  • Bake tartlets for 20 to 25 minutes, until they are slightly golden in color.
  • Let the tartlets cool, remove dry beans or nuts and moulds. I always use almonds for blind baking because then I have delicious roasted almonds which are my favorite snack.

Mascarpone Cream

  • 2 egg yolks
  • 10 g corn starch
  • 25 g granulated sugar
  • 150 ml whole milk
  • 200 g mascarpone
  • Mix egg yolks with corn starch. Then add the sugar to the mixture and mix well.
  • Put the milk in a saucepan and heat the milk up. Pour the hot milk into the egg mixture and stir until all ingredients are well combined.
  • Pour mixture back into the pot. Stir mixture over medium heat. When the mixture starts to boil [you will notice that the mixture thickens] cook the mixture for two minutes and continue to stir while cooking. Remove the pan from the stove and put the mixture into a bowl. Cover the surface of the mixture with clingwrap which helps prevent skin forming. In case there are lumps in your mixture you can press the mixture through a sieve. Put the mixture aside and let it cool for one hour.
  • Stir the mixture smooth again. Add half of the mascarpone and stir until the cream is smooth, then add the rest of the mascarpone and stir again. Keep the mascarpone cream in the fridge [cover the cream with clingwrap] until you assemble the tartlets. You can also prepare the mascarpone cream a day ahead which I often do.

Raspberry sauce

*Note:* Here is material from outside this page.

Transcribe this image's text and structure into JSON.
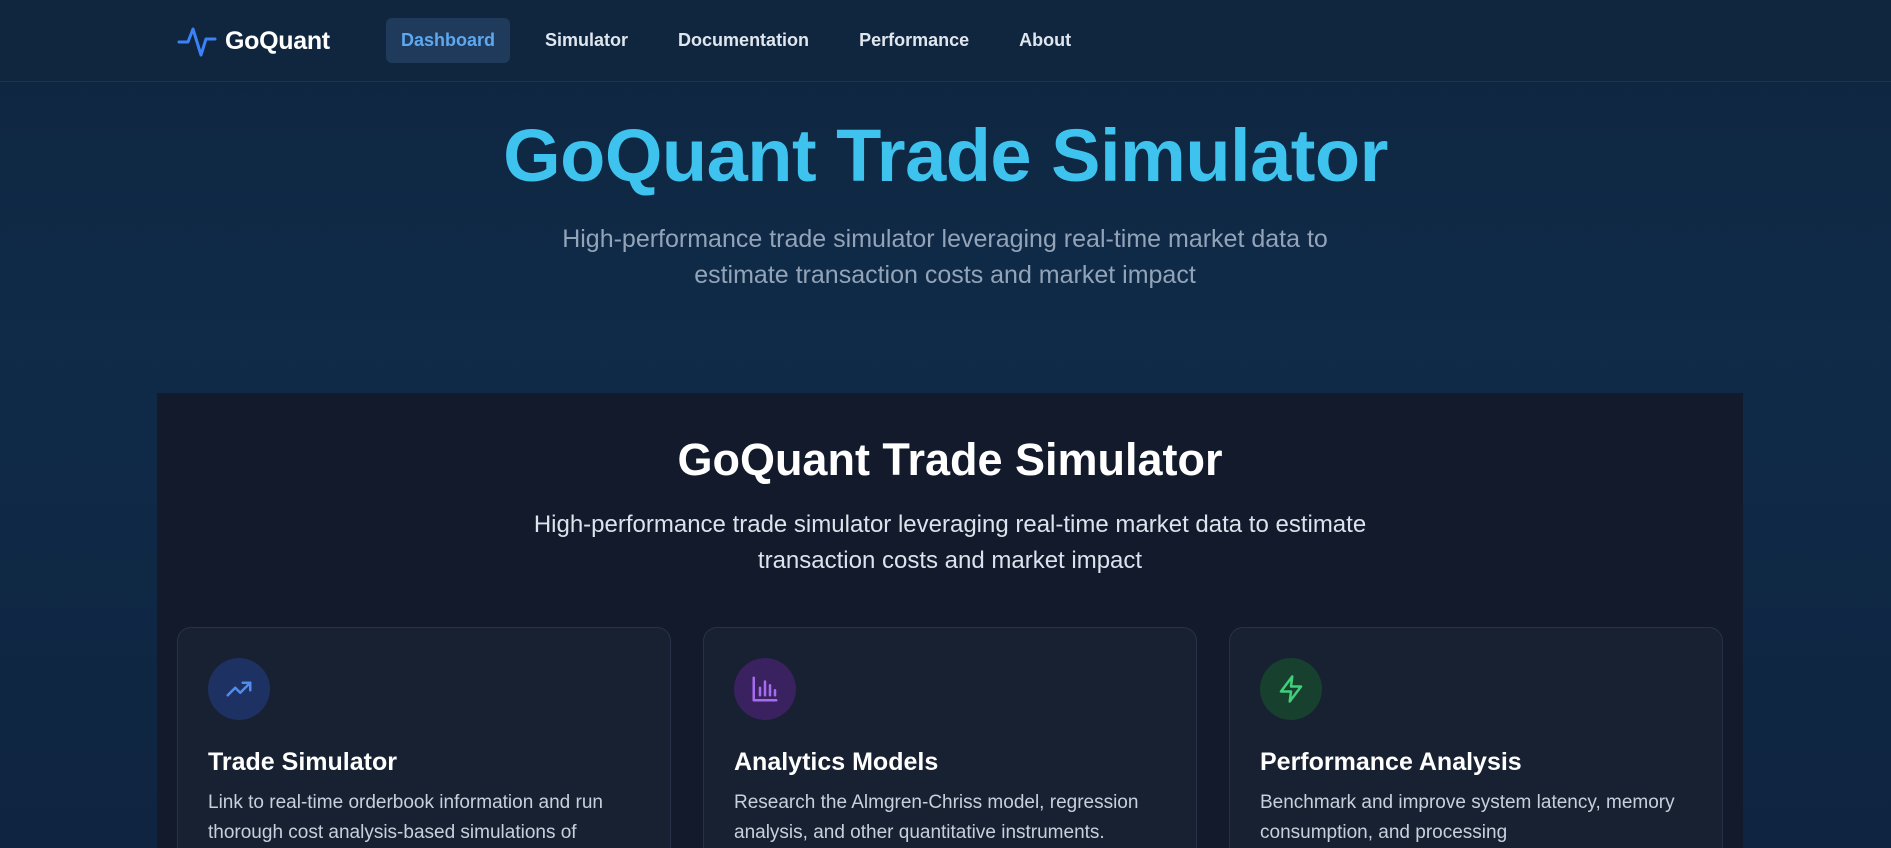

  • 200 g frozen raspberries
  • 150 g jam sugar 1:1
  • Place raspberries and jam sugar in a pot. Over medium heat cook the mixture. Stir occasionally. When the raspberry sauce starts to boil, remove from the stove. 
  • Purée the raspberries and pour the sauce through a sieve. Cover the raspberry sauce with clingwrap and let it cool. You can prepare the sauce a day ahead as well.


About 400 g fresh raspberries
  • Place a teaspoon of raspberry sauce in the middle of each tartlet.
  • Fill the tartlets with mascarpone cream.
  • Decorate tartlets with fresh raspberries and garnish with the remaining raspberry sauce.

The recipe is taken from the book "Törtchen & Tartlettes" by Matthias Ludwigs. Matthias Ludwigs is a well known German pâtissier; he was "Pâtissier of 2009", awarded by Gault Millau.